I wish I had interfered anyway. I wish I had remembered one of the main principles of nonviolent resistance: authority and power are not intrinsic, but only exist so far as we choose to legitimize them. I legitimized the authority of the officers when I decided not to stand up for my neighbor. But I could have denied it.
And next time I see the officers of the law harassing people, I’ll be better prepared to do just that.
First, I now know my rights better. I know that, in Washington state, it is a gross misdemeanor to obstruct a law enforcement officer. “Obstruct” is defined as “willfully hinders, delays, or obstructs any law enforcement officer in the discharge of his or her official powers or duties.” Okay, got it.

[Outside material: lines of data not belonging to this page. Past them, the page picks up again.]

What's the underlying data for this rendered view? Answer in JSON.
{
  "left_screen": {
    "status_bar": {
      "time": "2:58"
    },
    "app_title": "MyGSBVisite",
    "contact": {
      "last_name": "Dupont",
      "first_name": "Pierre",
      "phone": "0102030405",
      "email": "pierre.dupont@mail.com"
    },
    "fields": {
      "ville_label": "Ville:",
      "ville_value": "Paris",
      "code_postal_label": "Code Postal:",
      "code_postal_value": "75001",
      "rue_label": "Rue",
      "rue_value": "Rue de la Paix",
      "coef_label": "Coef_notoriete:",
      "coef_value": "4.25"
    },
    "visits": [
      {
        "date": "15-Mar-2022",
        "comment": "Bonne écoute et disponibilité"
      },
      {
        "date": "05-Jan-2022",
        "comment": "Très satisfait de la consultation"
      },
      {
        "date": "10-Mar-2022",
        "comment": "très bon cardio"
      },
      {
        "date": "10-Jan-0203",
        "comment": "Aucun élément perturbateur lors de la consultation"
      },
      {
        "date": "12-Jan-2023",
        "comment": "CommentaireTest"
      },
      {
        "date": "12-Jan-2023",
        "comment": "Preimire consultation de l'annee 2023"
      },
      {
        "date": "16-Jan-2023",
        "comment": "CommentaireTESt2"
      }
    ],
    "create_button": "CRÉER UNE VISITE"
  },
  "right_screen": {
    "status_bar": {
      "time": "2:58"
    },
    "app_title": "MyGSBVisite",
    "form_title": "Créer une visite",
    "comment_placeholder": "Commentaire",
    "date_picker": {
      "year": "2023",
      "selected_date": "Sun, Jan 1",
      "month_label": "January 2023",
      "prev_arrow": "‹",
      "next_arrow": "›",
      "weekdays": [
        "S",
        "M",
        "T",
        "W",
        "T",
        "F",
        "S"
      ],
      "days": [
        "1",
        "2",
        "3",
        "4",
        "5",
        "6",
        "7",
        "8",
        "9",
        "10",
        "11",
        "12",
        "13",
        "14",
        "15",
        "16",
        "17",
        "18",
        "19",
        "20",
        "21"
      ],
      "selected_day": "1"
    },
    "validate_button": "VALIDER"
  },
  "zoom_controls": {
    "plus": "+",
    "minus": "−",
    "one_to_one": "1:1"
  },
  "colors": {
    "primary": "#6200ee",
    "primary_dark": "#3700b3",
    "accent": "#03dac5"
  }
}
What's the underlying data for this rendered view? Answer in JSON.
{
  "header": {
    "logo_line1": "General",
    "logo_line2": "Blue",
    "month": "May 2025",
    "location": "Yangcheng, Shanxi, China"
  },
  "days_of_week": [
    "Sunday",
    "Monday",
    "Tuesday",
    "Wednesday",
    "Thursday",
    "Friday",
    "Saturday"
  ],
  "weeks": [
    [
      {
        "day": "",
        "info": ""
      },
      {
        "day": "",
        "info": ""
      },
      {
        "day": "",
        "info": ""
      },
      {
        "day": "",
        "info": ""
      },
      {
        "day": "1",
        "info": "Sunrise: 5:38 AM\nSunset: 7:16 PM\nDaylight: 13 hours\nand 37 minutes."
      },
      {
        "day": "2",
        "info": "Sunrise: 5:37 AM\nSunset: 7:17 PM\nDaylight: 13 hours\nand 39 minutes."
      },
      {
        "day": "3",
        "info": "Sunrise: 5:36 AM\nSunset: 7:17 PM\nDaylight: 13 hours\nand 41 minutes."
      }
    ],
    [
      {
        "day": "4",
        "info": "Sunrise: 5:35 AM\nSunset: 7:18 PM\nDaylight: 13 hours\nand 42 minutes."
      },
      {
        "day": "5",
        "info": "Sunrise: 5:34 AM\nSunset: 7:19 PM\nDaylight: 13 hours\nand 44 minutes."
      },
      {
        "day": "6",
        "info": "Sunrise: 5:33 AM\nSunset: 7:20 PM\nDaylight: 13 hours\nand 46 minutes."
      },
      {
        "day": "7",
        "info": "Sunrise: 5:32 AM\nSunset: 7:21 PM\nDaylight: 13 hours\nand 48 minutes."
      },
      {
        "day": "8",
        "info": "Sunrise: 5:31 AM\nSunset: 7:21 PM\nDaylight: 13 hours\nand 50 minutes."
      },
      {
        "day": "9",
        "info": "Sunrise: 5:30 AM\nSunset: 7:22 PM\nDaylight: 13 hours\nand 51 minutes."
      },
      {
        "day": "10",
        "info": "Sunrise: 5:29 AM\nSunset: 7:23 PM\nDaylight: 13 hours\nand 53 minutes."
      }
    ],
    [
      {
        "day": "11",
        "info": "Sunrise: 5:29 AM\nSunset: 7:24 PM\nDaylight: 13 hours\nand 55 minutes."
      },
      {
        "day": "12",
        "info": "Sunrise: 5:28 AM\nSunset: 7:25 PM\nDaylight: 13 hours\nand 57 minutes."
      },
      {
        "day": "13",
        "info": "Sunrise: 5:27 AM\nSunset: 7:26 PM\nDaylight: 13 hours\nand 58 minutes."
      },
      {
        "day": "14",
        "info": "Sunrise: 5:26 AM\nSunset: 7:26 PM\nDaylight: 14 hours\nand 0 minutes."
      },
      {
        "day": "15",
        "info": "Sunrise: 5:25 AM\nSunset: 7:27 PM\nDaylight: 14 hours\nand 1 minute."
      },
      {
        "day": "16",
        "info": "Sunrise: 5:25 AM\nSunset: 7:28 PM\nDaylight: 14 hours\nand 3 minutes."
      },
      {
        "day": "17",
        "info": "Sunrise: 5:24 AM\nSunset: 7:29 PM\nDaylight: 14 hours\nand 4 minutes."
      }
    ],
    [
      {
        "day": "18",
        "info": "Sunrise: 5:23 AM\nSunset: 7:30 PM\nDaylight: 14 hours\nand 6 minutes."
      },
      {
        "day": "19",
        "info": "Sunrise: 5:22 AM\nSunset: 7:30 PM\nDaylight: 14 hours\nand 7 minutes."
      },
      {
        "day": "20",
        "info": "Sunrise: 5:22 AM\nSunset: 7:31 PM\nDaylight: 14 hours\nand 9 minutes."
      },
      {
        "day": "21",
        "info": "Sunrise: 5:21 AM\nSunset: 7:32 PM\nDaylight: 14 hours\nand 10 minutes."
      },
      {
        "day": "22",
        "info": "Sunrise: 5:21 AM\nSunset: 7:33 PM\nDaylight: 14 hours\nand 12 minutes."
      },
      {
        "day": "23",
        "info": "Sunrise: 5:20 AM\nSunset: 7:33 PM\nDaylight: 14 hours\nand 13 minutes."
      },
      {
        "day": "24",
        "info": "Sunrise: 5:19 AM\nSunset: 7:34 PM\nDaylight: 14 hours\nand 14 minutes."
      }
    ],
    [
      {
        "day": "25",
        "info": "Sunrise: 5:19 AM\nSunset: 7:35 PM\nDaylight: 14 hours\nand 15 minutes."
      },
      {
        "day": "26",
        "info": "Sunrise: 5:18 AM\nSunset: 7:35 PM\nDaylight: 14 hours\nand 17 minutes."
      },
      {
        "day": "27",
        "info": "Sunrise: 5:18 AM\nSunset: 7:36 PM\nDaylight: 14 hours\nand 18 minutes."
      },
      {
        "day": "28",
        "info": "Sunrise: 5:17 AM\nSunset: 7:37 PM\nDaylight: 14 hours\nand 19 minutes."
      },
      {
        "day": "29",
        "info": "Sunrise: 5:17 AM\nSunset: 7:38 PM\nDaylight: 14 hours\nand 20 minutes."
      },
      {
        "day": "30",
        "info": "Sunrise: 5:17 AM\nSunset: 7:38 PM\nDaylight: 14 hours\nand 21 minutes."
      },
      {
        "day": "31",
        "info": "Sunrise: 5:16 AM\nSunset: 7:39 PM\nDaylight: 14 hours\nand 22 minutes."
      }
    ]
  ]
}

Second, I learned that filming a law enforcement officer is not obstructing. On Wednesday I feared making the situation worse by getting out my cell phone and hitting “record”. And, indeed, the ACLU website makes clear that those who film police are often harassed, detained or arrested – even though the legal right to photograph or film government officials, including officers of the law, has been clearly established. There are even apps that immediately upload your video to prevent the loss of footage if a cop takes your phone and deletes your video.
Some may wonder if I’m taking this too far. I don’t think so. The worst part of the whole ordeal for me was the lackluster response from my friends of color. They were displeased, but not shocked, to hear me report how the cops had treated the woman they pulled over on my street. The only thing worse than witnessing a perfectly innocent woman treated like garbage by those sworn to uphold the law is the realization that this is so commonplace. It just can’t be that way. Peace-loving, justice-seeking folks like me can’t stand by and let that pass for business as usual.
I can’t tell my kids to stand up to bullying at school if I stand by and allow cops to behave like bullies. I will not legitimize that kind of power. I will not submit to that kind of authority.
So next time I won’t stand there, watching and think that’s accountability. I won’t write a seething complaint email to the King County Sheriff’s Office and expect a real response. Instead, I’ll get out my phone and start filming. I’ll be respectful. I’ll be careful. But I will not again be mistaken for being on the side of the oppressor. Next time I’ll stand up to the bullies in blue.